◆ Task description
The material beneath this line should be printed exactly, with its pictures omitted.

##### Dataset entries

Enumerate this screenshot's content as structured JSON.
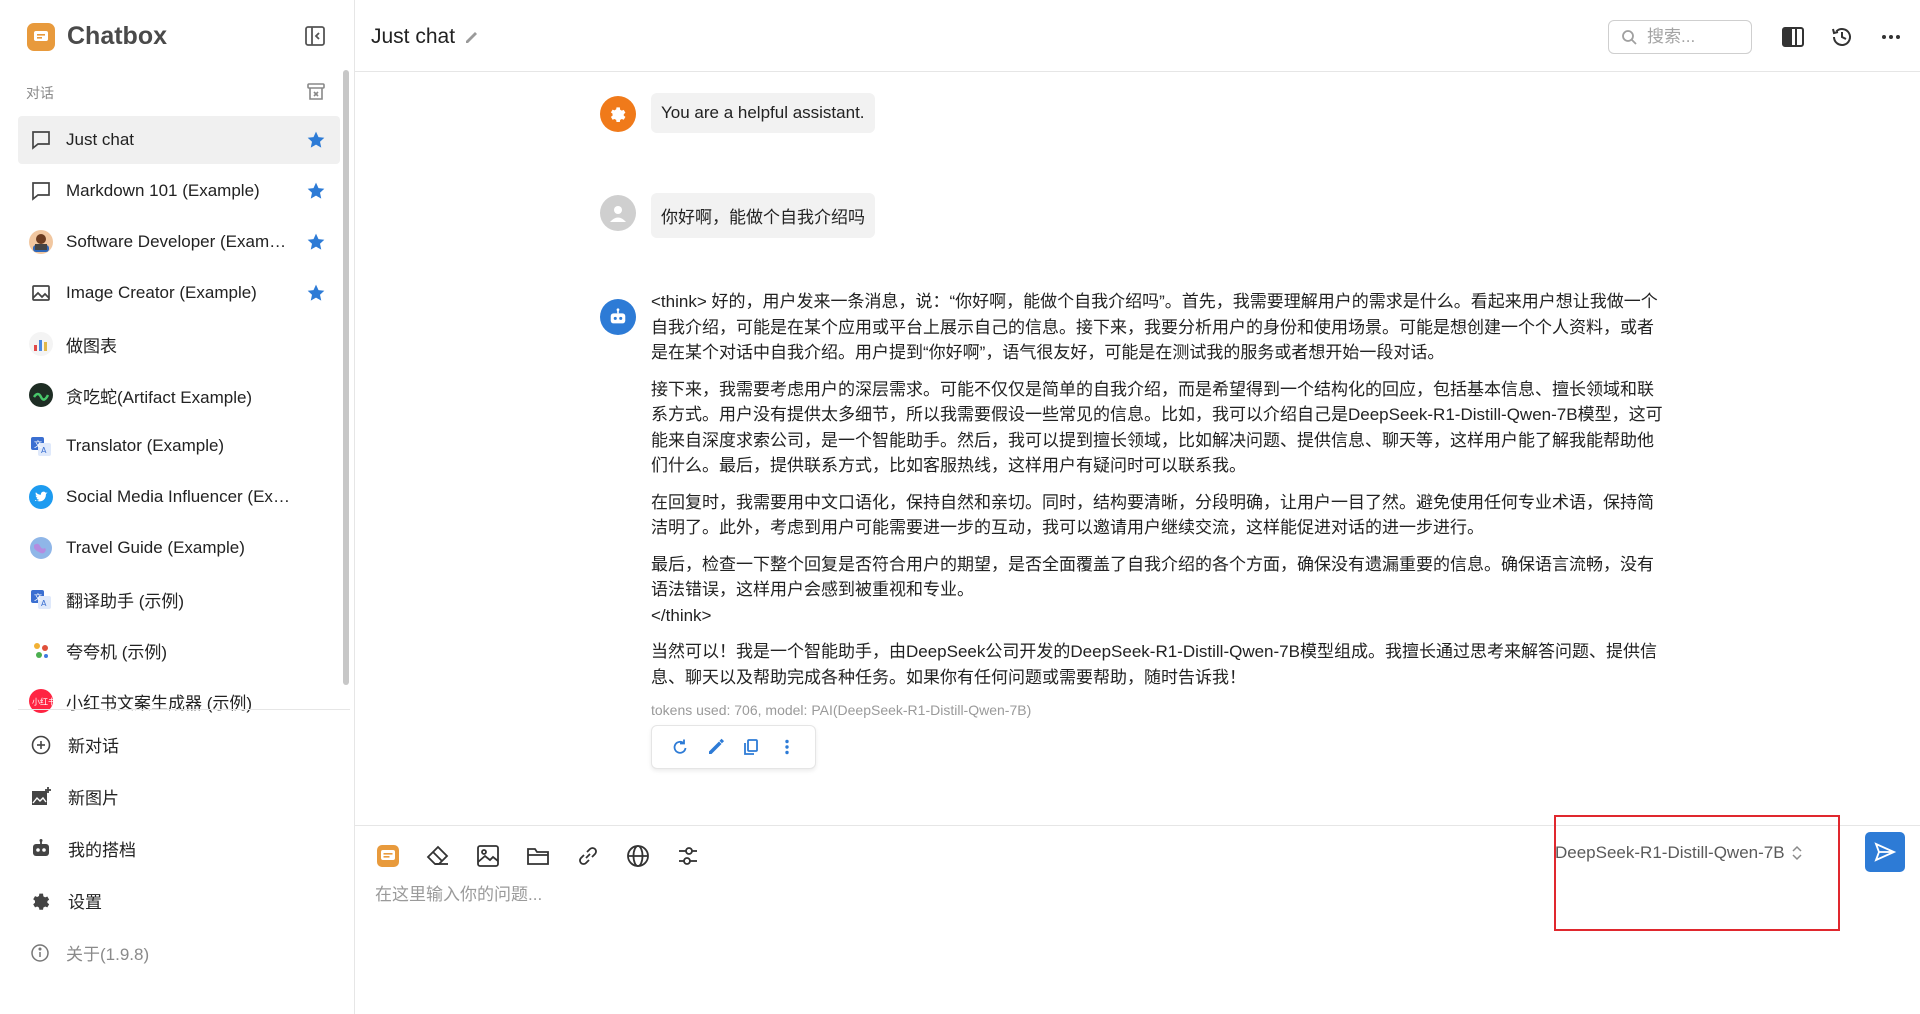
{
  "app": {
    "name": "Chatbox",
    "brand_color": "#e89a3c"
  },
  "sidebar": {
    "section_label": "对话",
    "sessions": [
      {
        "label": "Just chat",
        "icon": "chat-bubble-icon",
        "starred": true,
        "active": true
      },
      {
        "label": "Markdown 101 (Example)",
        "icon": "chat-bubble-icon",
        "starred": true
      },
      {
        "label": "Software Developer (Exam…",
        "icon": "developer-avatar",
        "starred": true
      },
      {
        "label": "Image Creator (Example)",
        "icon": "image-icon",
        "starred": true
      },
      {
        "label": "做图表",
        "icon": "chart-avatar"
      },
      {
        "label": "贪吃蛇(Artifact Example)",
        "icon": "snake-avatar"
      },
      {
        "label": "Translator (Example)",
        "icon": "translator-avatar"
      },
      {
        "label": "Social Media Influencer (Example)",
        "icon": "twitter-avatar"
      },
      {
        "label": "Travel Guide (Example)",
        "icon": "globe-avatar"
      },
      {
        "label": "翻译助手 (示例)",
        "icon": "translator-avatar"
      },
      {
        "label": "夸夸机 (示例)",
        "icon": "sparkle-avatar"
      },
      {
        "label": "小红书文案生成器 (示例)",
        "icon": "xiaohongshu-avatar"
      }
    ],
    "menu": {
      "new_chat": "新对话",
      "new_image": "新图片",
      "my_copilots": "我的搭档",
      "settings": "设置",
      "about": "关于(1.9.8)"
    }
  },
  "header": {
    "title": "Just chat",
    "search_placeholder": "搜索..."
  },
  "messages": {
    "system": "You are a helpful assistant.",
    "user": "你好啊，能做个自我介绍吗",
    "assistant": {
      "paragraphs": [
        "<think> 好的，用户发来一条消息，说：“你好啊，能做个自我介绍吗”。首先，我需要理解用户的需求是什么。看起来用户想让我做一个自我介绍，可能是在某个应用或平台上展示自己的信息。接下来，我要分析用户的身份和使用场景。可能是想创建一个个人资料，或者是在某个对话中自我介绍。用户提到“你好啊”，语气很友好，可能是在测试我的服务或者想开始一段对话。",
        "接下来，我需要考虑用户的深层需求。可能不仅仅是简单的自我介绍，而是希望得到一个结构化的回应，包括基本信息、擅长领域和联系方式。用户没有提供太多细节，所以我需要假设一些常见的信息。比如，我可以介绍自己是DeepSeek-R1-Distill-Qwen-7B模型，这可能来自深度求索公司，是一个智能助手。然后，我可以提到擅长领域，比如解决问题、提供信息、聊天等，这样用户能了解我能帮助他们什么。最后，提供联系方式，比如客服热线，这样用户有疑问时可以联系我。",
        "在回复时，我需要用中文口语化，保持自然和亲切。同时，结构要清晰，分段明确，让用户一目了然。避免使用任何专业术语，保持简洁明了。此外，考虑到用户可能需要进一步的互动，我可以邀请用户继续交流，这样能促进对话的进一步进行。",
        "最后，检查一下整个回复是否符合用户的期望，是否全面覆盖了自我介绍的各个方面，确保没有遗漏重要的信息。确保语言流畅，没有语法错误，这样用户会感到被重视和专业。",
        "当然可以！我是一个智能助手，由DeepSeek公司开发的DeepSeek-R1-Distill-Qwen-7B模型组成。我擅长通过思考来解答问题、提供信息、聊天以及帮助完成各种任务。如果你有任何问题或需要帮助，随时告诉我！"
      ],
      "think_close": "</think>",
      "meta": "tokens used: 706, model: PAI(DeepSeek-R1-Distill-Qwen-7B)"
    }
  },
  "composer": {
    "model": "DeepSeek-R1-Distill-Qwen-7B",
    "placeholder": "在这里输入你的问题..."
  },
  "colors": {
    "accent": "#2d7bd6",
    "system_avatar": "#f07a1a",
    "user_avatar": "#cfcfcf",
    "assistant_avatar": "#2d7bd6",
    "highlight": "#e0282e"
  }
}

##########

◆ Exercise result
Enumerate this screenshot's content as structured JSON.
{
  "app": {
    "name": "Chatbox",
    "brand_color": "#e89a3c"
  },
  "sidebar": {
    "section_label": "对话",
    "sessions": [
      {
        "label": "Just chat",
        "icon": "chat-bubble-icon",
        "starred": true,
        "active": true
      },
      {
        "label": "Markdown 101 (Example)",
        "icon": "chat-bubble-icon",
        "starred": true
      },
      {
        "label": "Software Developer (Exam…",
        "icon": "developer-avatar",
        "starred": true
      },
      {
        "label": "Image Creator (Example)",
        "icon": "image-icon",
        "starred": true
      },
      {
        "label": "做图表",
        "icon": "chart-avatar"
      },
      {
        "label": "贪吃蛇(Artifact Example)",
        "icon": "snake-avatar"
      },
      {
        "label": "Translator (Example)",
        "icon": "translator-avatar"
      },
      {
        "label": "Social Media Influencer (Example)",
        "icon": "twitter-avatar"
      },
      {
        "label": "Travel Guide (Example)",
        "icon": "globe-avatar"
      },
      {
        "label": "翻译助手 (示例)",
        "icon": "translator-avatar"
      },
      {
        "label": "夸夸机 (示例)",
        "icon": "sparkle-avatar"
      },
      {
        "label": "小红书文案生成器 (示例)",
        "icon": "xiaohongshu-avatar"
      }
    ],
    "menu": {
      "new_chat": "新对话",
      "new_image": "新图片",
      "my_copilots": "我的搭档",
      "settings": "设置",
      "about": "关于(1.9.8)"
    }
  },
  "header": {
    "title": "Just chat",
    "search_placeholder": "搜索..."
  },
  "messages": {
    "system": "You are a helpful assistant.",
    "user": "你好啊，能做个自我介绍吗",
    "assistant": {
      "paragraphs": [
        "<think> 好的，用户发来一条消息，说：“你好啊，能做个自我介绍吗”。首先，我需要理解用户的需求是什么。看起来用户想让我做一个自我介绍，可能是在某个应用或平台上展示自己的信息。接下来，我要分析用户的身份和使用场景。可能是想创建一个个人资料，或者是在某个对话中自我介绍。用户提到“你好啊”，语气很友好，可能是在测试我的服务或者想开始一段对话。",
        "接下来，我需要考虑用户的深层需求。可能不仅仅是简单的自我介绍，而是希望得到一个结构化的回应，包括基本信息、擅长领域和联系方式。用户没有提供太多细节，所以我需要假设一些常见的信息。比如，我可以介绍自己是DeepSeek-R1-Distill-Qwen-7B模型，这可能来自深度求索公司，是一个智能助手。然后，我可以提到擅长领域，比如解决问题、提供信息、聊天等，这样用户能了解我能帮助他们什么。最后，提供联系方式，比如客服热线，这样用户有疑问时可以联系我。",
        "在回复时，我需要用中文口语化，保持自然和亲切。同时，结构要清晰，分段明确，让用户一目了然。避免使用任何专业术语，保持简洁明了。此外，考虑到用户可能需要进一步的互动，我可以邀请用户继续交流，这样能促进对话的进一步进行。",
        "最后，检查一下整个回复是否符合用户的期望，是否全面覆盖了自我介绍的各个方面，确保没有遗漏重要的信息。确保语言流畅，没有语法错误，这样用户会感到被重视和专业。",
        "当然可以！我是一个智能助手，由DeepSeek公司开发的DeepSeek-R1-Distill-Qwen-7B模型组成。我擅长通过思考来解答问题、提供信息、聊天以及帮助完成各种任务。如果你有任何问题或需要帮助，随时告诉我！"
      ],
      "think_close": "</think>",
      "meta": "tokens used: 706, model: PAI(DeepSeek-R1-Distill-Qwen-7B)"
    }
  },
  "composer": {
    "model": "DeepSeek-R1-Distill-Qwen-7B",
    "placeholder": "在这里输入你的问题..."
  },
  "colors": {
    "accent": "#2d7bd6",
    "system_avatar": "#f07a1a",
    "user_avatar": "#cfcfcf",
    "assistant_avatar": "#2d7bd6",
    "highlight": "#e0282e"
  }
}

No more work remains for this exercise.